**Directions:**
Using the listing below, select the lines with the word "SPORTELLO" and copy them.

○ ○ ○ ○ ○

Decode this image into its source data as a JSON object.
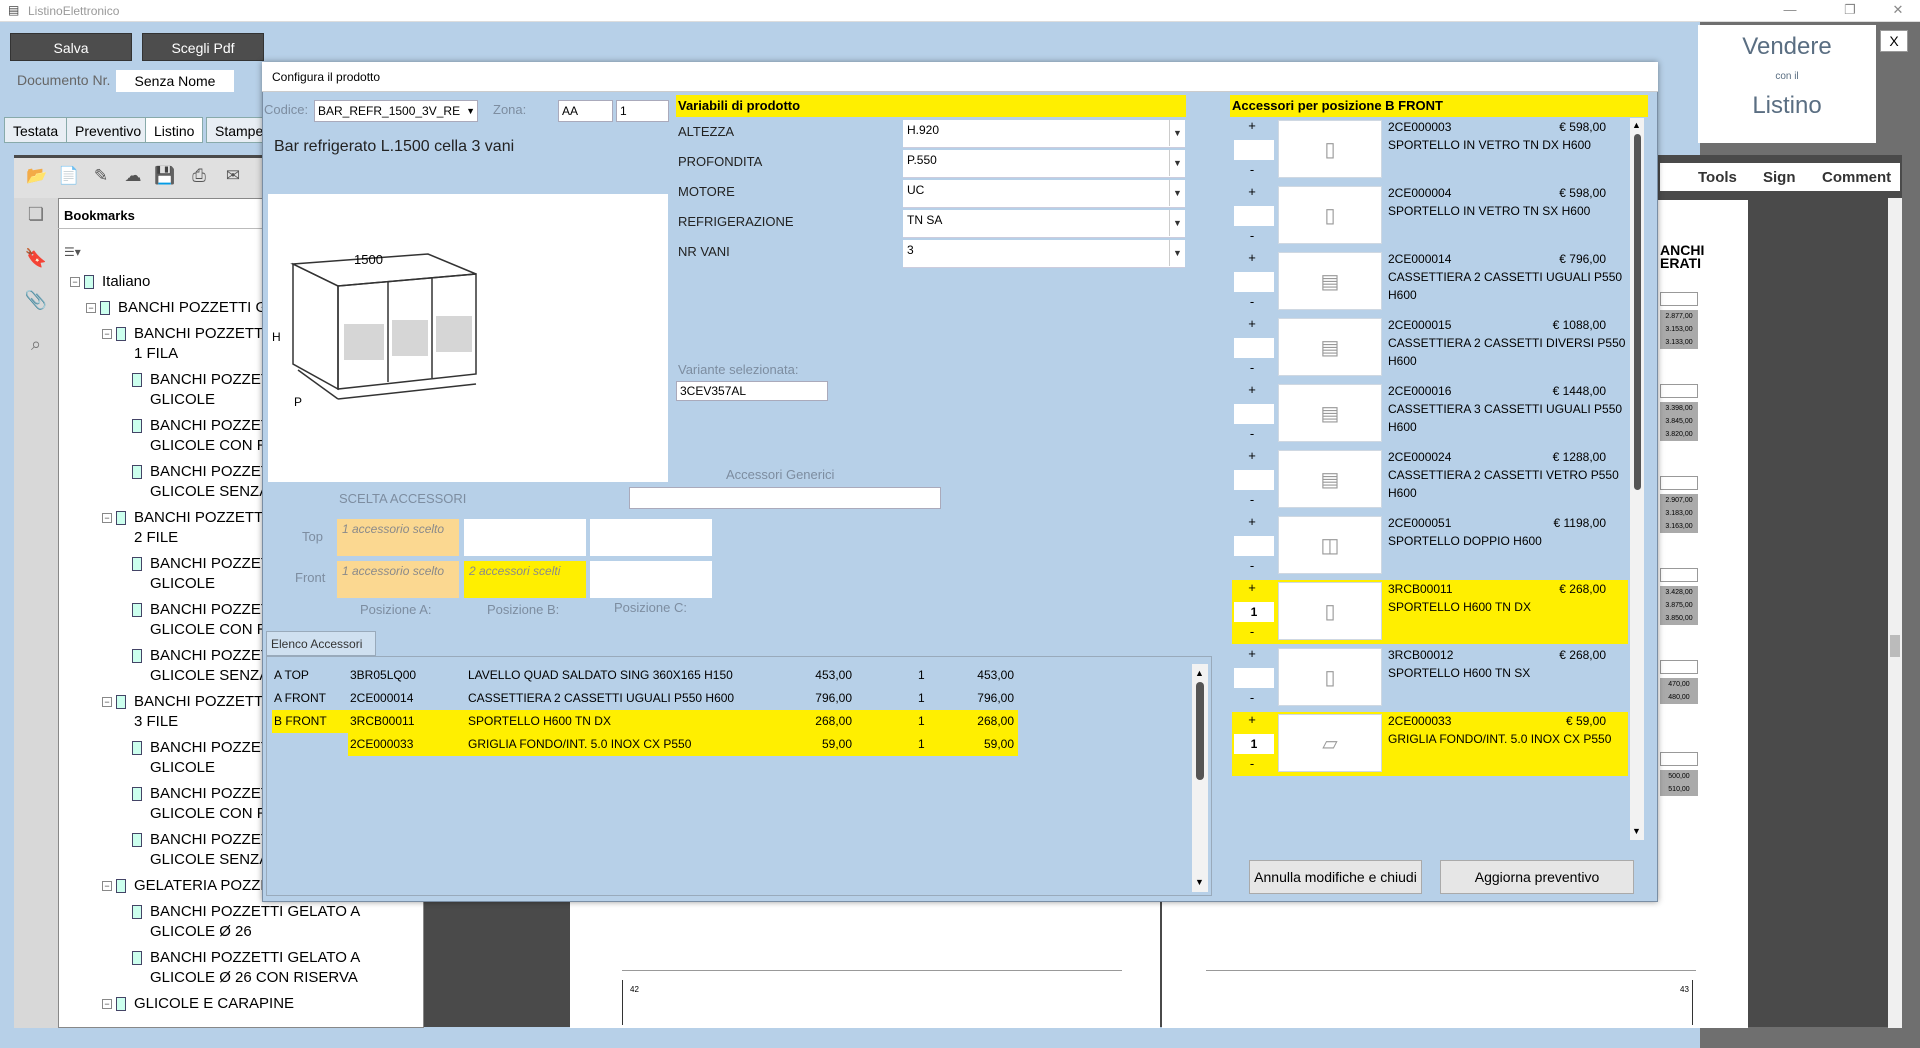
{
  "window": {
    "title": "ListinoElettronico"
  },
  "toolbar": {
    "save": "Salva",
    "choose_pdf": "Scegli Pdf",
    "doc_label": "Documento Nr.",
    "doc_value": "Senza Nome"
  },
  "tabs": [
    "Testata",
    "Preventivo",
    "Listino",
    "Stampe"
  ],
  "brand": {
    "line1": "Vendere",
    "line2": "con il",
    "line3": "Listino",
    "close": "X"
  },
  "pdf_tools": [
    "Tools",
    "Sign",
    "Comment"
  ],
  "bookmarks": {
    "title": "Bookmarks",
    "items": [
      {
        "label": "Italiano",
        "level": 0
      },
      {
        "label": "BANCHI POZZETTI GE",
        "level": 1
      },
      {
        "label": "BANCHI POZZETTI",
        "label2": "1 FILA",
        "level": 2
      },
      {
        "label": "BANCHI POZZET",
        "label2": "GLICOLE",
        "level": 3
      },
      {
        "label": "BANCHI POZZET",
        "label2": "GLICOLE CON RI",
        "level": 3
      },
      {
        "label": "BANCHI POZZET",
        "label2": "GLICOLE SENZA",
        "level": 3
      },
      {
        "label": "BANCHI POZZETTI",
        "label2": "2 FILE",
        "level": 2
      },
      {
        "label": "BANCHI POZZET",
        "label2": "GLICOLE",
        "level": 3
      },
      {
        "label": "BANCHI POZZET",
        "label2": "GLICOLE CON RI",
        "level": 3
      },
      {
        "label": "BANCHI POZZET",
        "label2": "GLICOLE SENZA",
        "level": 3
      },
      {
        "label": "BANCHI POZZETTI",
        "label2": "3 FILE",
        "level": 2
      },
      {
        "label": "BANCHI POZZET",
        "label2": "GLICOLE",
        "level": 3
      },
      {
        "label": "BANCHI POZZET",
        "label2": "GLICOLE CON RI",
        "level": 3
      },
      {
        "label": "BANCHI POZZET",
        "label2": "GLICOLE SENZA",
        "level": 3
      },
      {
        "label": "GELATERIA POZZET",
        "level": 2
      },
      {
        "label": "BANCHI POZZETTI GELATO A",
        "label2": "GLICOLE Ø 26",
        "level": 3
      },
      {
        "label": "BANCHI POZZETTI GELATO A",
        "label2": "GLICOLE Ø 26 CON RISERVA",
        "level": 3
      },
      {
        "label": "GLICOLE E CARAPINE",
        "level": 2
      }
    ]
  },
  "pdf_pages": {
    "right_heading1": "ANCHI",
    "right_heading2": "ERATI",
    "left_num": "42",
    "right_num": "43",
    "right_prices": [
      [
        "2.877,00",
        "3.153,00",
        "3.133,00"
      ],
      [
        "3.398,00",
        "3.845,00",
        "3.820,00"
      ],
      [
        "2.907,00",
        "3.183,00",
        "3.163,00"
      ],
      [
        "3.428,00",
        "3.875,00",
        "3.850,00"
      ],
      [
        "470,00",
        "480,00"
      ],
      [
        "500,00",
        "510,00"
      ]
    ]
  },
  "dialog": {
    "title": "Configura il prodotto",
    "codice_label": "Codice:",
    "codice_value": "BAR_REFR_1500_3V_RE",
    "zona_label": "Zona:",
    "zona_value": "AA",
    "zona_num": "1",
    "product_title": "Bar refrigerato L.1500 cella 3 vani",
    "drawing": {
      "dim": "1500",
      "h": "H",
      "p": "P"
    },
    "variables_header": "Variabili di prodotto",
    "variables": [
      {
        "label": "ALTEZZA",
        "value": "H.920"
      },
      {
        "label": "PROFONDITA",
        "value": "P.550"
      },
      {
        "label": "MOTORE",
        "value": "UC"
      },
      {
        "label": "REFRIGERAZIONE",
        "value": "TN SA"
      },
      {
        "label": "NR VANI",
        "value": "3"
      }
    ],
    "variant_label": "Variante selezionata:",
    "variant_value": "3CEV357AL",
    "generic_acc_label": "Accessori Generici",
    "scelta_label": "SCELTA ACCESSORI",
    "top_label": "Top",
    "front_label": "Front",
    "slots": {
      "top_a": "1 accessorio scelto",
      "front_a": "1 accessorio scelto",
      "front_b": "2 accessori scelti"
    },
    "pos_labels": [
      "Posizione A:",
      "Posizione B:",
      "Posizione C:"
    ],
    "elenco_tab": "Elenco Accessori",
    "elenco": [
      {
        "pos": "A TOP",
        "code": "3BR05LQ00",
        "desc": "LAVELLO QUAD SALDATO SING 360X165 H150",
        "price": "453,00",
        "qty": "1",
        "total": "453,00",
        "hl": false
      },
      {
        "pos": "A FRONT",
        "code": "2CE000014",
        "desc": "CASSETTIERA 2 CASSETTI UGUALI P550 H600",
        "price": "796,00",
        "qty": "1",
        "total": "796,00",
        "hl": false
      },
      {
        "pos": "B FRONT",
        "code": "3RCB00011",
        "desc": "SPORTELLO H600 TN DX",
        "price": "268,00",
        "qty": "1",
        "total": "268,00",
        "hl": true
      },
      {
        "pos": "",
        "code": "2CE000033",
        "desc": "GRIGLIA FONDO/INT. 5.0 INOX CX P550",
        "price": "59,00",
        "qty": "1",
        "total": "59,00",
        "hl": true
      }
    ],
    "acc_header": "Accessori per posizione B FRONT",
    "accessories": [
      {
        "code": "2CE000003",
        "price": "€ 598,00",
        "desc1": "SPORTELLO IN VETRO TN DX H600",
        "desc2": "",
        "qty": "",
        "hl": false,
        "icon": "▯"
      },
      {
        "code": "2CE000004",
        "price": "€ 598,00",
        "desc1": "SPORTELLO IN VETRO TN SX H600",
        "desc2": "",
        "qty": "",
        "hl": false,
        "icon": "▯"
      },
      {
        "code": "2CE000014",
        "price": "€ 796,00",
        "desc1": "CASSETTIERA 2 CASSETTI UGUALI P550",
        "desc2": "H600",
        "qty": "",
        "hl": false,
        "icon": "▤"
      },
      {
        "code": "2CE000015",
        "price": "€ 1088,00",
        "desc1": "CASSETTIERA 2 CASSETTI DIVERSI P550",
        "desc2": "H600",
        "qty": "",
        "hl": false,
        "icon": "▤"
      },
      {
        "code": "2CE000016",
        "price": "€ 1448,00",
        "desc1": "CASSETTIERA 3 CASSETTI UGUALI P550",
        "desc2": "H600",
        "qty": "",
        "hl": false,
        "icon": "▤"
      },
      {
        "code": "2CE000024",
        "price": "€ 1288,00",
        "desc1": "CASSETTIERA 2 CASSETTI VETRO P550",
        "desc2": "H600",
        "qty": "",
        "hl": false,
        "icon": "▤"
      },
      {
        "code": "2CE000051",
        "price": "€ 1198,00",
        "desc1": "SPORTELLO DOPPIO H600",
        "desc2": "",
        "qty": "",
        "hl": false,
        "icon": "◫"
      },
      {
        "code": "3RCB00011",
        "price": "€ 268,00",
        "desc1": "SPORTELLO H600 TN DX",
        "desc2": "",
        "qty": "1",
        "hl": true,
        "icon": "▯"
      },
      {
        "code": "3RCB00012",
        "price": "€ 268,00",
        "desc1": "SPORTELLO H600 TN SX",
        "desc2": "",
        "qty": "",
        "hl": false,
        "icon": "▯"
      },
      {
        "code": "2CE000033",
        "price": "€ 59,00",
        "desc1": "GRIGLIA FONDO/INT. 5.0 INOX CX P550",
        "desc2": "",
        "qty": "1",
        "hl": true,
        "icon": "▱"
      }
    ],
    "plus": "+",
    "minus": "-",
    "btn_cancel": "Annulla modifiche e chiudi",
    "btn_update": "Aggiorna preventivo"
  }
}
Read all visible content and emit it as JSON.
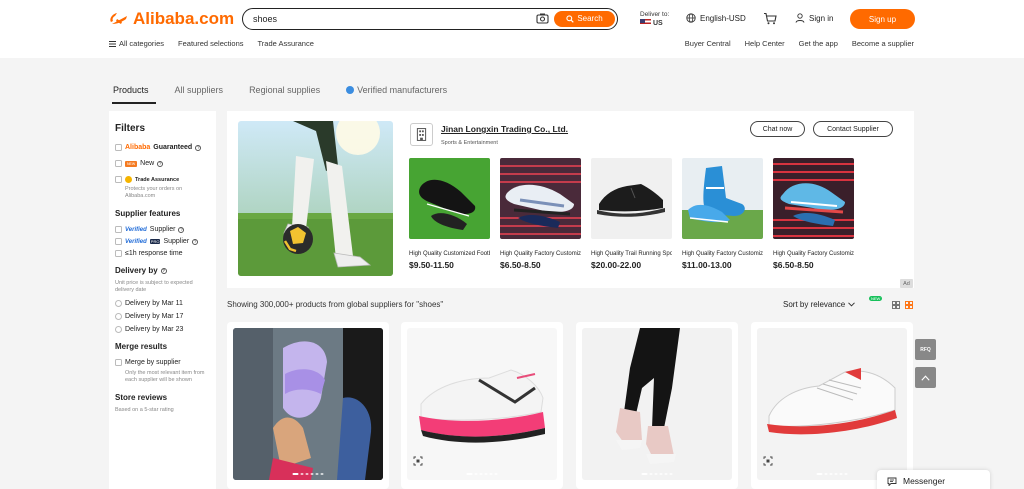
{
  "header": {
    "logo_text": "Alibaba.com",
    "search_value": "shoes",
    "search_button": "Search",
    "deliver_label": "Deliver to:",
    "deliver_country": "US",
    "language": "English-USD",
    "sign_in": "Sign in",
    "sign_up": "Sign up",
    "brand_color": "#ff6a00"
  },
  "nav": {
    "left": [
      "All categories",
      "Featured selections",
      "Trade Assurance"
    ],
    "right": [
      "Buyer Central",
      "Help Center",
      "Get the app",
      "Become a supplier"
    ]
  },
  "tabs": [
    "Products",
    "All suppliers",
    "Regional supplies",
    "Verified manufacturers"
  ],
  "filters": {
    "title": "Filters",
    "guaranteed_brand": "Alibaba",
    "guaranteed_word": "Guaranteed",
    "new_badge": "NEW",
    "new_label": "New",
    "trade_assurance": "Trade Assurance",
    "trade_assurance_note": "Protects your orders on Alibaba.com",
    "supplier_features": "Supplier features",
    "verified_word": "Verified",
    "pro_badge": "PRO",
    "supplier_word": "Supplier",
    "response_time": "≤1h response time",
    "delivery_by": "Delivery by",
    "delivery_note": "Unit price is subject to expected delivery date",
    "delivery_options": [
      "Delivery by Mar 11",
      "Delivery by Mar 17",
      "Delivery by Mar 23"
    ],
    "merge_results": "Merge results",
    "merge_by_supplier": "Merge by supplier",
    "merge_note": "Only the most relevant item from each supplier will be shown",
    "store_reviews": "Store reviews",
    "store_reviews_note": "Based on a 5-star rating"
  },
  "ad": {
    "company_name": "Jinan Longxin Trading Co., Ltd.",
    "company_category": "Sports & Entertainment",
    "chat_now": "Chat now",
    "contact_supplier": "Contact Supplier",
    "ad_tag": "Ad",
    "products": [
      {
        "name": "High Quality Customized Football...",
        "price": "$9.50-11.50",
        "icon": "black-football-boot"
      },
      {
        "name": "High Quality Factory Customized Hot Sellin...",
        "price": "$6.50-8.50",
        "icon": "white-football-boot"
      },
      {
        "name": "High Quality Trail Running Sports Shoes...",
        "price": "$20.00-22.00",
        "icon": "black-trail-shoe"
      },
      {
        "name": "High Quality Factory Customized Hot Sellin...",
        "price": "$11.00-13.00",
        "icon": "blue-football-boot"
      },
      {
        "name": "High Quality Factory Customized Hot Sellin...",
        "price": "$6.50-8.50",
        "icon": "blue-red-football-boot"
      }
    ]
  },
  "results": {
    "summary": "Showing 300,000+ products from global suppliers for \"shoes\"",
    "sort_label": "Sort by relevance",
    "new_tag": "NEW"
  },
  "side": {
    "rfq_label": "RFQ"
  },
  "messenger": "Messenger"
}
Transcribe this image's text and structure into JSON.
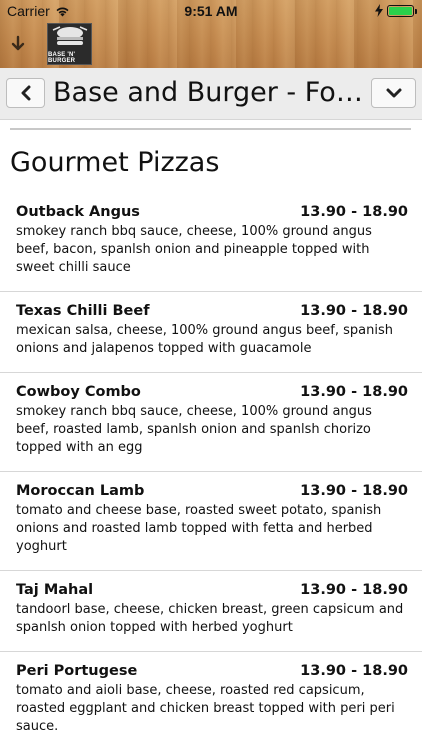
{
  "status_bar": {
    "carrier": "Carrier",
    "time": "9:51 AM",
    "battery_level": 1.0,
    "battery_color": "#2bd04b"
  },
  "toolbar": {
    "back_icon": "arrow-down-icon",
    "logo_text": "BASE 'N' BURGER"
  },
  "header": {
    "title": "Base and Burger - Forrestdale",
    "prev_icon": "chevron-left-icon",
    "next_icon": "chevron-down-icon"
  },
  "section": {
    "title": "Gourmet Pizzas"
  },
  "items": [
    {
      "name": "Outback Angus",
      "price": "13.90 - 18.90",
      "description": "smokey ranch bbq sauce, cheese, 100% ground angus beef, bacon, spanlsh onion and pineapple topped with sweet chilli sauce"
    },
    {
      "name": "Texas Chilli Beef",
      "price": "13.90 - 18.90",
      "description": "mexican salsa, cheese, 100% ground angus beef, spanish onions and jalapenos topped with guacamole"
    },
    {
      "name": "Cowboy Combo",
      "price": "13.90 - 18.90",
      "description": "smokey ranch bbq sauce, cheese, 100% ground angus beef, roasted lamb, spanlsh onion and spanlsh chorizo topped with an egg"
    },
    {
      "name": "Moroccan Lamb",
      "price": "13.90 - 18.90",
      "description": "tomato and cheese base, roasted sweet potato, spanish onions and roasted lamb topped with fetta and herbed yoghurt"
    },
    {
      "name": "Taj Mahal",
      "price": "13.90 - 18.90",
      "description": "tandoorl base, cheese, chicken breast, green capsicum and spanlsh onion topped with herbed yoghurt"
    },
    {
      "name": "Peri Portugese",
      "price": "13.90 - 18.90",
      "description": "tomato and aioli base, cheese, roasted red capsicum, roasted eggplant and chicken breast topped with peri peri sauce."
    }
  ]
}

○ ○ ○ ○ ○

**Task solution:**
        "desc": "SPORTELLO H600 TN DX",
        "desc1": "SPORTELLO IN VETRO TN DX H600",
        "desc1": "SPORTELLO IN VETRO TN SX H600",
        "desc1": "SPORTELLO DOPPIO H600",
        "desc1": "SPORTELLO H600 TN DX",
        "desc1": "SPORTELLO H600 TN SX",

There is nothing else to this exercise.